Kevin Cullen and Conner Lusk

Going into the state playoffs last year, the Vikings football team was surprised as they were seeded to Division III of the state tournament. In previous years, Paly had been a D1 team, but with the new seeding, the size of a school no longer matters, only their season record. Last year, the boys and girls basketball teams saw this change as well, but only in seeding for the state playoffs. This change comes in order to create closer, more interesting games. Instead of schools being seeded based on their rank within a range of school sizes, the new seeding ranks solely on their record and strength of schedule. 

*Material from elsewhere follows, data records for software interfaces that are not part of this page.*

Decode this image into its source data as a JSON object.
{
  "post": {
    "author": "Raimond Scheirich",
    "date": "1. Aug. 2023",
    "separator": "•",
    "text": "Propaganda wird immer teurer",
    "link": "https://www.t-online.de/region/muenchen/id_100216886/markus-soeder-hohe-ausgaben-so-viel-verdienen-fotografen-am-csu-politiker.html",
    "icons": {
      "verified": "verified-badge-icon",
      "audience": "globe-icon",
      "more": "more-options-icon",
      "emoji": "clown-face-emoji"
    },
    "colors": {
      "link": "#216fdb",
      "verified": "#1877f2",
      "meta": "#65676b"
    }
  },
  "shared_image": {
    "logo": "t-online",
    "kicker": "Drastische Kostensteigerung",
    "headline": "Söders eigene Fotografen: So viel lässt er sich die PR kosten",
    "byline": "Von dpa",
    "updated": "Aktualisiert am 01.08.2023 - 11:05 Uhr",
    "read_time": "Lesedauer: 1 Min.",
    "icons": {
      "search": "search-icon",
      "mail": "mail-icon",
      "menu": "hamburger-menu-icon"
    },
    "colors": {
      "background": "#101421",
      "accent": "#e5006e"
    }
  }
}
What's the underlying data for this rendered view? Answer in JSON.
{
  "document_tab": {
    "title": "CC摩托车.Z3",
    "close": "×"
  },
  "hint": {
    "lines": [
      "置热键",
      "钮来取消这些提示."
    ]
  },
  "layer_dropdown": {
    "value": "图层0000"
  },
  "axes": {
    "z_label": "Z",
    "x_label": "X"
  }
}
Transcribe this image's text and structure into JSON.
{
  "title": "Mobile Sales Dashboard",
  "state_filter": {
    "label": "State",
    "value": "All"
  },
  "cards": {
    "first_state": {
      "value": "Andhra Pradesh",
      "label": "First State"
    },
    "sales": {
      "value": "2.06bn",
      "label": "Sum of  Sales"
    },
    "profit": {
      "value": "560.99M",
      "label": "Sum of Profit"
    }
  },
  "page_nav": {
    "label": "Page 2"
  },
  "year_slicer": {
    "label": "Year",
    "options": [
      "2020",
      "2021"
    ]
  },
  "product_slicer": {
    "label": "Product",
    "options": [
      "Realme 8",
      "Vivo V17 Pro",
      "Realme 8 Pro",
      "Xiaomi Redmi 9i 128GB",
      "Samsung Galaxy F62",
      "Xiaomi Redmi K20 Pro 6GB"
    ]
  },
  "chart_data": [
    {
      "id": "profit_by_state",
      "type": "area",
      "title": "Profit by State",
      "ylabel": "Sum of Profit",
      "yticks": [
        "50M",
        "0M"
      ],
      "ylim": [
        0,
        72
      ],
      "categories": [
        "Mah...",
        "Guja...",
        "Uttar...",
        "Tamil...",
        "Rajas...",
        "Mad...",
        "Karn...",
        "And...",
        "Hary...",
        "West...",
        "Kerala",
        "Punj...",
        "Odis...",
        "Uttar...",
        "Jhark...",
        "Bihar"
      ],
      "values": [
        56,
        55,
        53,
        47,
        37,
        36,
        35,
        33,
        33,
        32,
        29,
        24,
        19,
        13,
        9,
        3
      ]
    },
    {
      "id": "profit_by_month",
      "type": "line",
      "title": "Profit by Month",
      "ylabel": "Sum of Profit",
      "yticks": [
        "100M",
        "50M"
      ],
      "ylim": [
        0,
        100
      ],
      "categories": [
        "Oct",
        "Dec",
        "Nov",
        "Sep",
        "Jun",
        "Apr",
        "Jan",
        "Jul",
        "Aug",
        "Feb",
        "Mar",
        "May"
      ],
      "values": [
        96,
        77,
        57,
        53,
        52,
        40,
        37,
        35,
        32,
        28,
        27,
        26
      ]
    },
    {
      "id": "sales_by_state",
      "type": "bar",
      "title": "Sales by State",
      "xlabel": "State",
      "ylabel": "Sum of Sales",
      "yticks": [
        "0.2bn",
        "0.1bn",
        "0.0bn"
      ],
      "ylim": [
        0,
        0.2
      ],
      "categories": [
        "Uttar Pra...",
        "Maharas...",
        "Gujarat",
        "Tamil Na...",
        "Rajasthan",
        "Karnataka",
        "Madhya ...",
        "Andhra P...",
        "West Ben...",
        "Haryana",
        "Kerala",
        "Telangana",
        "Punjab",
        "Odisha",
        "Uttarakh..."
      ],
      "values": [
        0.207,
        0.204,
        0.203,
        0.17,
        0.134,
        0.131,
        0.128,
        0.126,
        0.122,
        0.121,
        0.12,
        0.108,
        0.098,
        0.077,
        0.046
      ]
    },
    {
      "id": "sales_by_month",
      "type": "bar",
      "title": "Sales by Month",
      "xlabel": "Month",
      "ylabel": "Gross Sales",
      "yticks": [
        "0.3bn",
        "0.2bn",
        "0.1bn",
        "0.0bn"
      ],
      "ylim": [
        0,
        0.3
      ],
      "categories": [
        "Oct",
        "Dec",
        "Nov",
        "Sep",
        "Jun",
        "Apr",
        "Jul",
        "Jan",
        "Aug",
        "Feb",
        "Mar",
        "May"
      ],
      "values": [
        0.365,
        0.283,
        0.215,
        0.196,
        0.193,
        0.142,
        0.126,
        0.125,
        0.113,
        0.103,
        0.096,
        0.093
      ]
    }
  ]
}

The 2019-2020 football season showed two sides of the same coin for the new competitive equity rulings. On one side, we have the Milpitas Trojans: Division IV state champions, and fourth in the De Anza League (behind Wilcox, Los Gatos, and Palo Alto). In previous years, being fourth in the De Anza league would have pinned you at the bottom of the Division I playoff bracket with an unfavorable matchup, to say the least. With perennial powerhouse leagues such as the De Anza, West Catholic, and Peninsula, it was very difficult for teams who didn’t dominate their league to ascend higher than the lowest seed within the top divisions. In the most recent season, with the redesigned playoffs, Milpitas was the top seed in the Division IV bracket, despite a mediocre performance in league play. Albeit, Division IV does not boast the same prestige as Division II, yet Milpitas still added a state champion trophy to the ranks of school accolades. Flip to the other side of the coin and you have the Half Moon Bay Cougars. With a 10-0 record heading into the playoffs, the Cougar football team had high spirits as well as expectations for success. This was until they learned that they were seeded lowest in the Division I CCS bracket against notorious power house, Junipero Serra. Their season came to what many believe to be a premature end, as they were defeated by Serra 42-14. Without the competitive equity rules in place, these two teams would be in completely different brackets based not only off of the disparity in school size, but also in the ability for private school recruitment. The new playoff rules allowed for this seemingly David vs. Goliath matchup and a disappointing end to a very promising season for the Half Moon Bay Cougars.  

But does competitive equity make lower division championships less valuable? Viking says yes. In 2006 when the Vikings won their Division II state championship in basketball, they established themselves as the best school in California with between 1,500 and 2,000 students since this was how decisions were established before the change. If this Vikings team were to have won Division II under the new seeding, this state championship would have meant that they were only the 81st best team in California. As we can see, by seeding using competitive equity, the value of lower division championships become more and more irrelevant. At Viking we believe that CCS and CIF should vere away from competitive equity inorder to preserve the prestige of a section and state title.